### EXERCISE OBJECTIVE
Every record should be written out exactly, with the pictures left out.

### DATASET CONTENT
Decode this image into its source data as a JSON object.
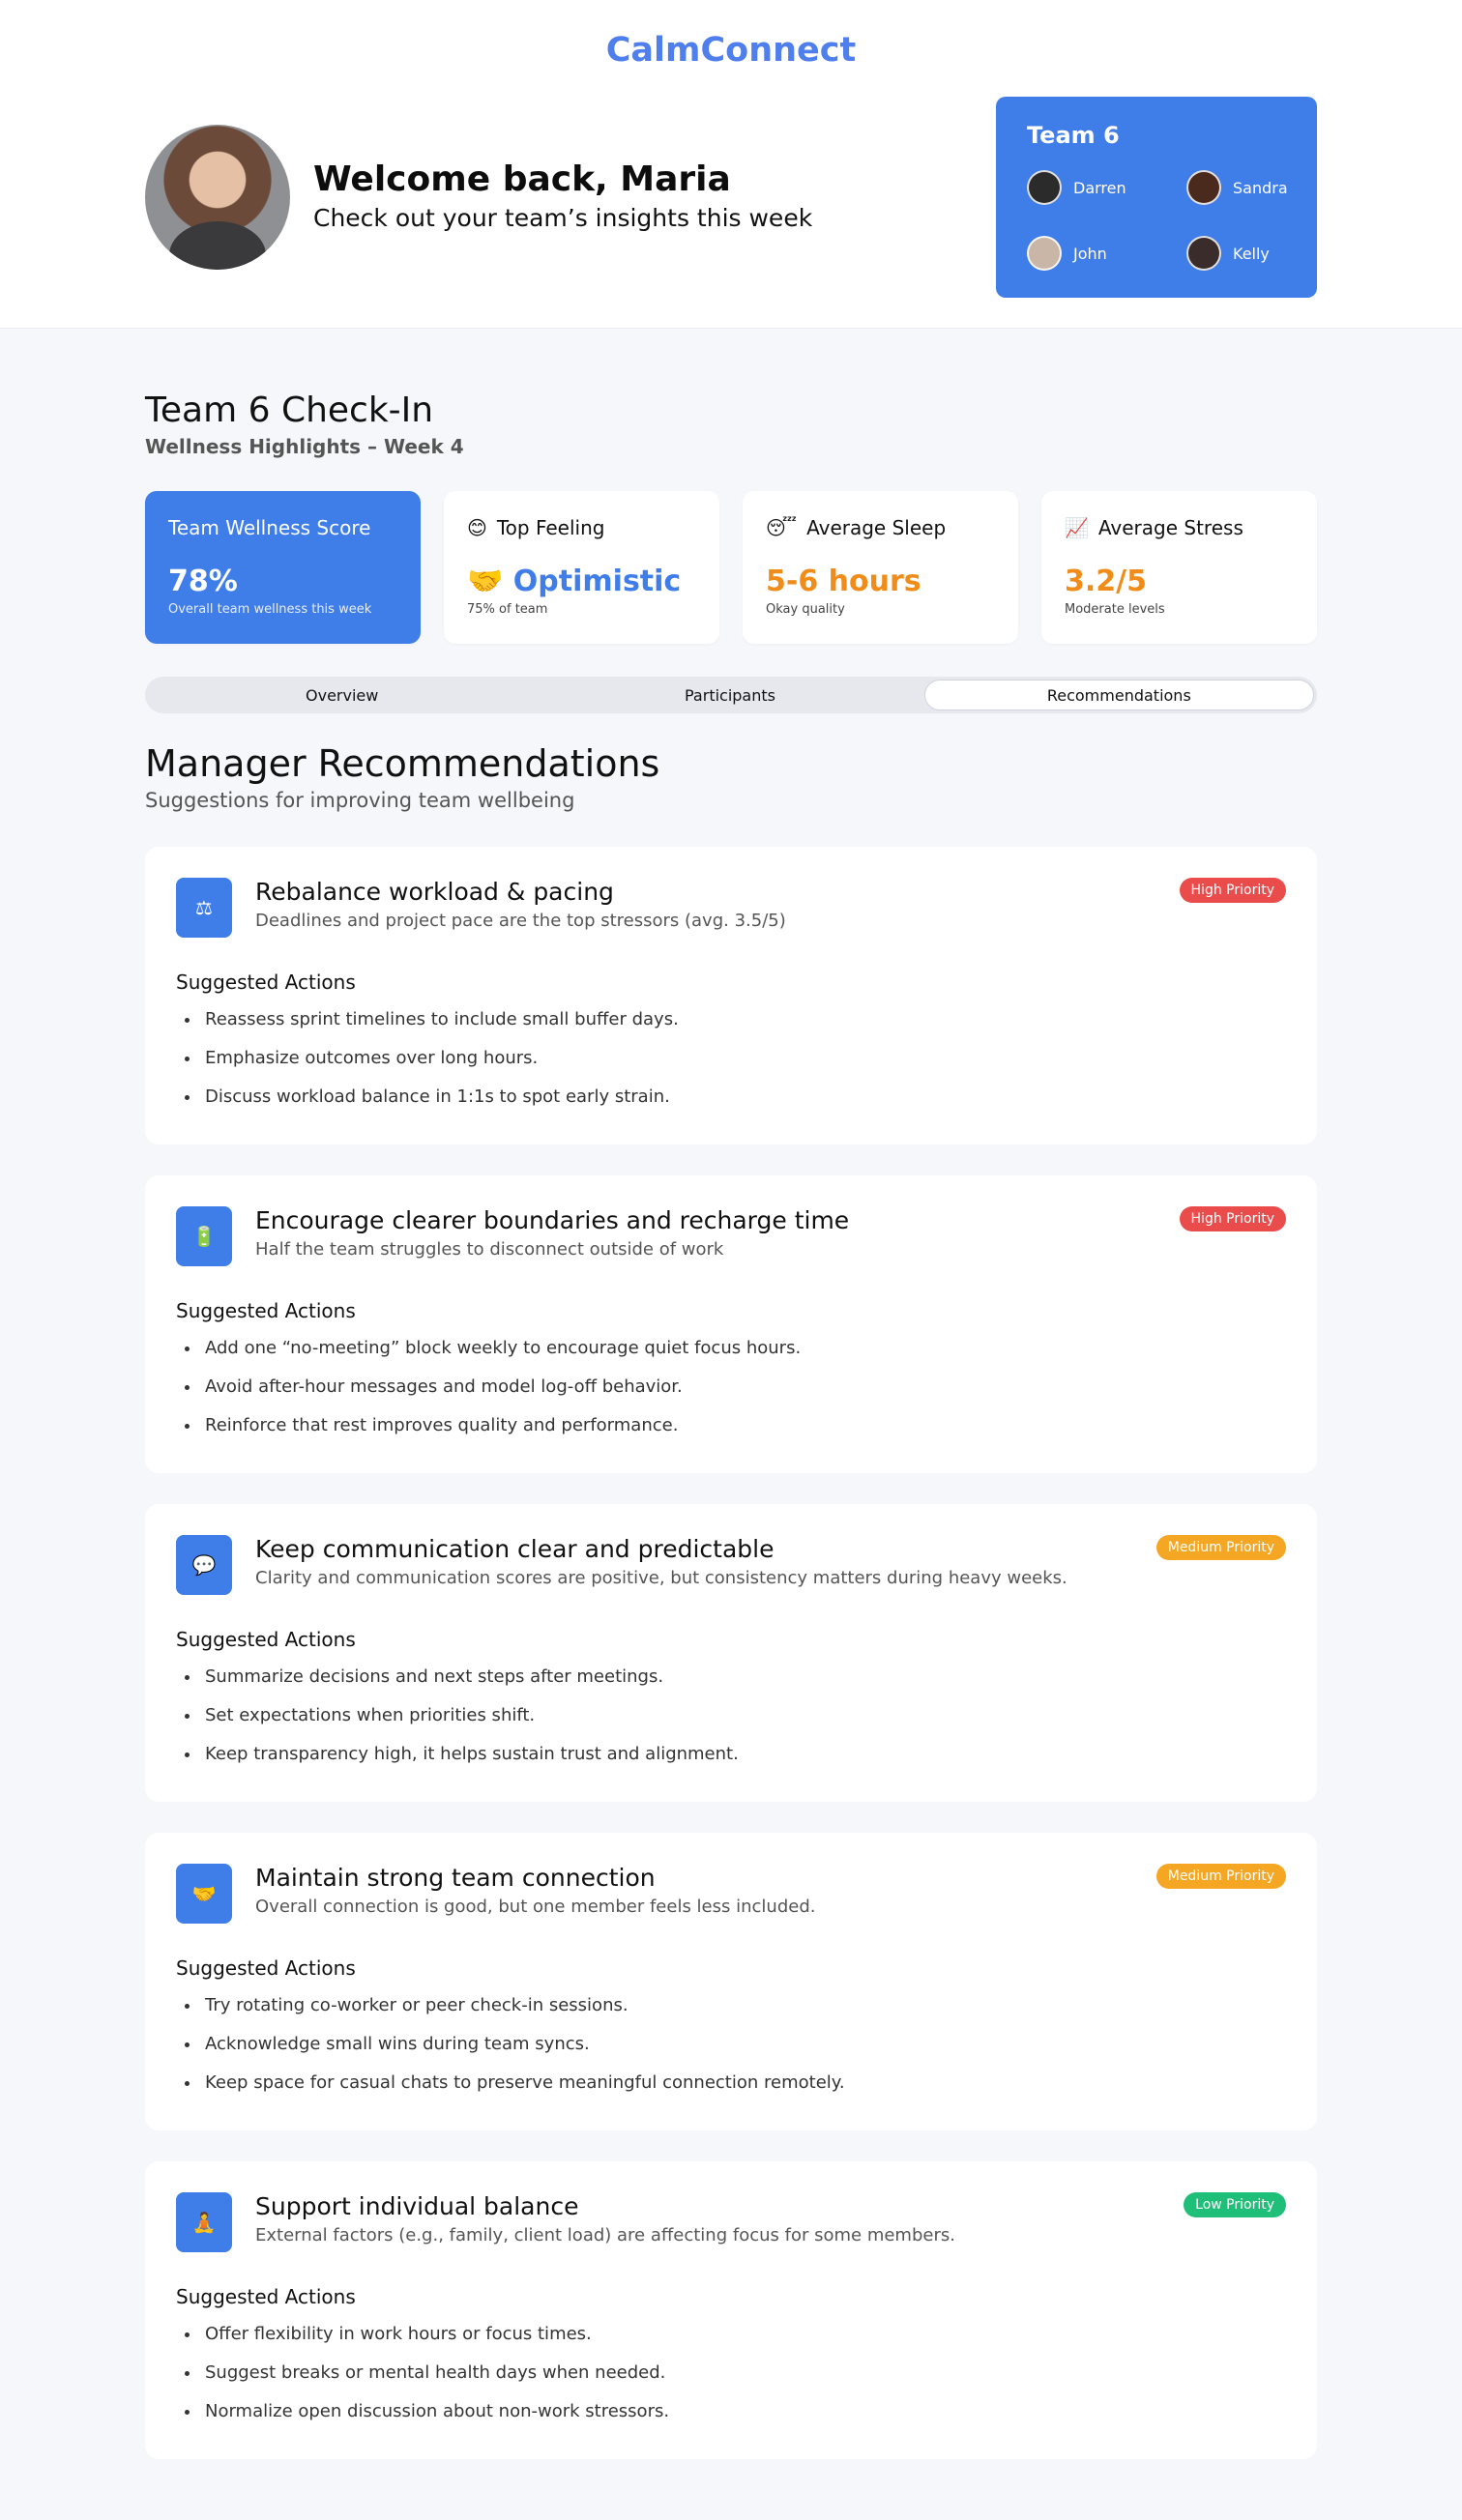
{
  "brand": "CalmConnect",
  "welcome": {
    "title": "Welcome back, Maria",
    "subtitle": "Check out your team’s insights this week"
  },
  "team_card": {
    "title": "Team 6",
    "members": [
      {
        "name": "Darren",
        "color": "#2b2b2b"
      },
      {
        "name": "Sandra",
        "color": "#4a2a1c"
      },
      {
        "name": "John",
        "color": "#c9b6a6"
      },
      {
        "name": "Kelly",
        "color": "#3a2c2a"
      }
    ]
  },
  "checkin": {
    "title": "Team 6 Check-In",
    "subtitle": "Wellness Highlights – Week 4"
  },
  "stats": [
    {
      "icon": "",
      "label": "Team Wellness Score",
      "value": "78%",
      "note": "Overall team wellness this week"
    },
    {
      "icon": "😊",
      "label": "Top Feeling",
      "value": "🤝 Optimistic",
      "note": "75% of team"
    },
    {
      "icon": "😴",
      "label": "Average Sleep",
      "value": "5-6 hours",
      "note": "Okay quality"
    },
    {
      "icon": "📈",
      "label": "Average Stress",
      "value": "3.2/5",
      "note": "Moderate levels"
    }
  ],
  "tabs": [
    "Overview",
    "Participants",
    "Recommendations"
  ],
  "active_tab": "Recommendations",
  "recommendations_header": {
    "title": "Manager Recommendations",
    "subtitle": "Suggestions for improving team wellbeing"
  },
  "actions_label": "Suggested Actions",
  "recommendations": [
    {
      "icon": "⚖",
      "title": "Rebalance workload & pacing",
      "description": "Deadlines and project pace are the top stressors (avg. 3.5/5)",
      "priority": "High Priority",
      "actions": [
        "Reassess sprint timelines to include small buffer days.",
        "Emphasize outcomes over long hours.",
        "Discuss workload balance in 1:1s to spot early strain."
      ]
    },
    {
      "icon": "🔋",
      "title": "Encourage clearer boundaries and recharge time",
      "description": "Half the team struggles to disconnect outside of work",
      "priority": "High Priority",
      "actions": [
        "Add one “no-meeting” block weekly to encourage quiet focus hours.",
        "Avoid after-hour messages and model log-off behavior.",
        "Reinforce that rest improves quality and performance."
      ]
    },
    {
      "icon": "💬",
      "title": "Keep communication clear and predictable",
      "description": "Clarity and communication scores are positive, but consistency matters during heavy weeks.",
      "priority": "Medium Priority",
      "actions": [
        "Summarize decisions and next steps after meetings.",
        "Set expectations when priorities shift.",
        "Keep transparency high, it helps sustain trust and alignment."
      ]
    },
    {
      "icon": "🤝",
      "title": "Maintain strong team connection",
      "description": "Overall connection is good, but one member feels less included.",
      "priority": "Medium Priority",
      "actions": [
        "Try rotating co-worker or peer check-in sessions.",
        "Acknowledge small wins during team syncs.",
        "Keep space for casual chats to preserve meaningful connection remotely."
      ]
    },
    {
      "icon": "🧘",
      "title": "Support individual balance",
      "description": "External factors (e.g., family, client load) are affecting focus for some members.",
      "priority": "Low Priority",
      "actions": [
        "Offer flexibility in work hours or focus times.",
        "Suggest breaks or mental health days when needed.",
        "Normalize open discussion about non-work stressors."
      ]
    }
  ]
}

### EXERCISE ANSWER
Decode this image into its source data as a JSON object.
{
  "brand": "CalmConnect",
  "welcome": {
    "title": "Welcome back, Maria",
    "subtitle": "Check out your team’s insights this week"
  },
  "team_card": {
    "title": "Team 6",
    "members": [
      {
        "name": "Darren",
        "color": "#2b2b2b"
      },
      {
        "name": "Sandra",
        "color": "#4a2a1c"
      },
      {
        "name": "John",
        "color": "#c9b6a6"
      },
      {
        "name": "Kelly",
        "color": "#3a2c2a"
      }
    ]
  },
  "checkin": {
    "title": "Team 6 Check-In",
    "subtitle": "Wellness Highlights – Week 4"
  },
  "stats": [
    {
      "icon": "",
      "label": "Team Wellness Score",
      "value": "78%",
      "note": "Overall team wellness this week"
    },
    {
      "icon": "😊",
      "label": "Top Feeling",
      "value": "🤝 Optimistic",
      "note": "75% of team"
    },
    {
      "icon": "😴",
      "label": "Average Sleep",
      "value": "5-6 hours",
      "note": "Okay quality"
    },
    {
      "icon": "📈",
      "label": "Average Stress",
      "value": "3.2/5",
      "note": "Moderate levels"
    }
  ],
  "tabs": [
    "Overview",
    "Participants",
    "Recommendations"
  ],
  "active_tab": "Recommendations",
  "recommendations_header": {
    "title": "Manager Recommendations",
    "subtitle": "Suggestions for improving team wellbeing"
  },
  "actions_label": "Suggested Actions",
  "recommendations": [
    {
      "icon": "⚖",
      "title": "Rebalance workload & pacing",
      "description": "Deadlines and project pace are the top stressors (avg. 3.5/5)",
      "priority": "High Priority",
      "actions": [
        "Reassess sprint timelines to include small buffer days.",
        "Emphasize outcomes over long hours.",
        "Discuss workload balance in 1:1s to spot early strain."
      ]
    },
    {
      "icon": "🔋",
      "title": "Encourage clearer boundaries and recharge time",
      "description": "Half the team struggles to disconnect outside of work",
      "priority": "High Priority",
      "actions": [
        "Add one “no-meeting” block weekly to encourage quiet focus hours.",
        "Avoid after-hour messages and model log-off behavior.",
        "Reinforce that rest improves quality and performance."
      ]
    },
    {
      "icon": "💬",
      "title": "Keep communication clear and predictable",
      "description": "Clarity and communication scores are positive, but consistency matters during heavy weeks.",
      "priority": "Medium Priority",
      "actions": [
        "Summarize decisions and next steps after meetings.",
        "Set expectations when priorities shift.",
        "Keep transparency high, it helps sustain trust and alignment."
      ]
    },
    {
      "icon": "🤝",
      "title": "Maintain strong team connection",
      "description": "Overall connection is good, but one member feels less included.",
      "priority": "Medium Priority",
      "actions": [
        "Try rotating co-worker or peer check-in sessions.",
        "Acknowledge small wins during team syncs.",
        "Keep space for casual chats to preserve meaningful connection remotely."
      ]
    },
    {
      "icon": "🧘",
      "title": "Support individual balance",
      "description": "External factors (e.g., family, client load) are affecting focus for some members.",
      "priority": "Low Priority",
      "actions": [
        "Offer flexibility in work hours or focus times.",
        "Suggest breaks or mental health days when needed.",
        "Normalize open discussion about non-work stressors."
      ]
    }
  ]
}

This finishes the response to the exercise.